Pauline said...

I agree, Irwin, that Spectre's list is certainly worth challenging. At the very least it's a nice way to start a conversation about nautical literature.

I'll look for Russell's book on your recommendation. I'm always on the hunt for books about the sea!

As an addendum for anyone interested, find the post on Spectre's list here:

http://paulinespiratesandprivateers.blogspot.com/2012/03/books-nautical-literature-good-bad-and.html

Teresa said...

Hi Pauline,
First let me say, I enjoy this blog so much!
I have two questions about your post. I had Davis' book home from the public library some months ago, so I can't consult it now, but I seem to remember that the General Santander's opponent in that running fight was unknown, not necessarily a pirate hunter. She could have been a naval vessel belonging to any of several nations or even an exceptionally large and well-armed pirate herself.
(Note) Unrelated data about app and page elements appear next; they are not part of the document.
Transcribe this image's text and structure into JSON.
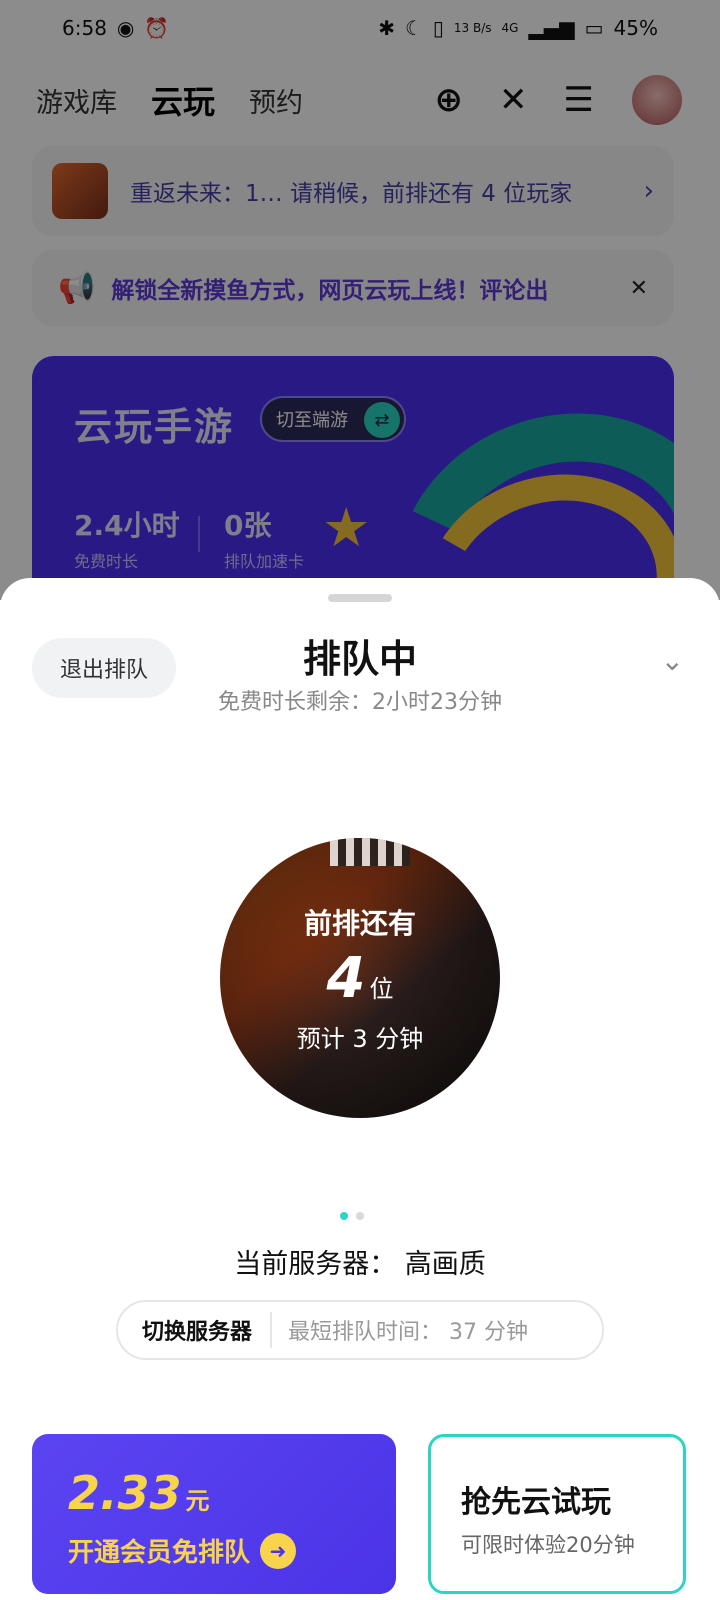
{
  "status_bar": {
    "time": "6:58",
    "net_speed": "13 B/s",
    "network": "4G",
    "battery": "45%"
  },
  "top_nav": {
    "tabs": [
      {
        "label": "游戏库",
        "active": false
      },
      {
        "label": "云玩",
        "active": true
      },
      {
        "label": "预约",
        "active": false
      }
    ]
  },
  "queue_notice": {
    "text": "重返未来：1… 请稍候，前排还有 4 位玩家"
  },
  "announcement": {
    "text": "解锁全新摸鱼方式，网页云玩上线！评论出"
  },
  "banner": {
    "title": "云玩手游",
    "switch_label": "切至端游",
    "stat1_value": "2.4小时",
    "stat1_label": "免费时长",
    "stat2_value": "0张",
    "stat2_label": "排队加速卡"
  },
  "sheet": {
    "exit_label": "退出排队",
    "title": "排队中",
    "subtitle": "免费时长剩余：2小时23分钟",
    "queue_front_label": "前排还有",
    "queue_count": "4",
    "queue_unit": "位",
    "queue_eta": "预计 3 分钟",
    "server_line": "当前服务器：  高画质",
    "switch_server": "切换服务器",
    "shortest_queue": "最短排队时间：  37 分钟",
    "vip_price": "2.33",
    "vip_currency": "元",
    "vip_label": "开通会员免排队",
    "trial_title": "抢先云试玩",
    "trial_sub": "可限时体验20分钟"
  },
  "colors": {
    "accent": "#2bd4c4",
    "brand_purple": "#4b34e6",
    "vip_gold": "#f7d44c"
  }
}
Are there any contemporary accounts (besides the newspaper story published by Davis) that might relate to this incident?
My second question has to do with the notorious "Journal." I found a copy of that when I was an undergrad (doing a minor in history) and it struck me even at that time as too "Hollywood" to be true. Then I read a convincing expose in a collection of chapters about famous forgeries. The man behind the fraud had also produced some fake documents allegedly from the Alamo. You mean there are still people who believe in the "Journal's" authenticity? Amazing!

Pauline said...

Hello, Teresa, and thank you; excellent questions.

To speak to the first question, Davis notes that "Laffite had unwittingly taken on either Spanish privateers or warships, or perhaps elements of a British squadron patrolling for pirates. They might even have been pirates themselves, though, if so, they were unusually well armed."

Other historians, including H. Alden Fletcher, have linked the firefight with Santander to David Porter's pirate hunting Mosquito Fleet out of Key West. The dates are a little off, but the idea is not improbable.

Unfortunately, yes is the answer to your second question. As recently as 2006, excellent historian Winston Groom used the Journal as reference in his book about the Battle of New Orleans "Patriotic Fire". Groom claims, in his end notes, that he believed the Journal because it had "Laffite's voice." I'm not sure what that means given that no one alive today would have any inkling of "Laffite's voice" but there we are.

Frankly, I side with Jack Ramsay and William C. Davis on the authenticity of the Journal; that is to say, it is a hoax. This particularly in light of the fact that DNA tests have yet to be done on any of the Lafflin family. Given that there are descendants of Pierre Laffite alive today, there is a simple and painless test to determine relation.

Much like the Princes in the Tower/Richard III case, however, the Laffite/Lafflin debate looks like it will - unfortunately - continue.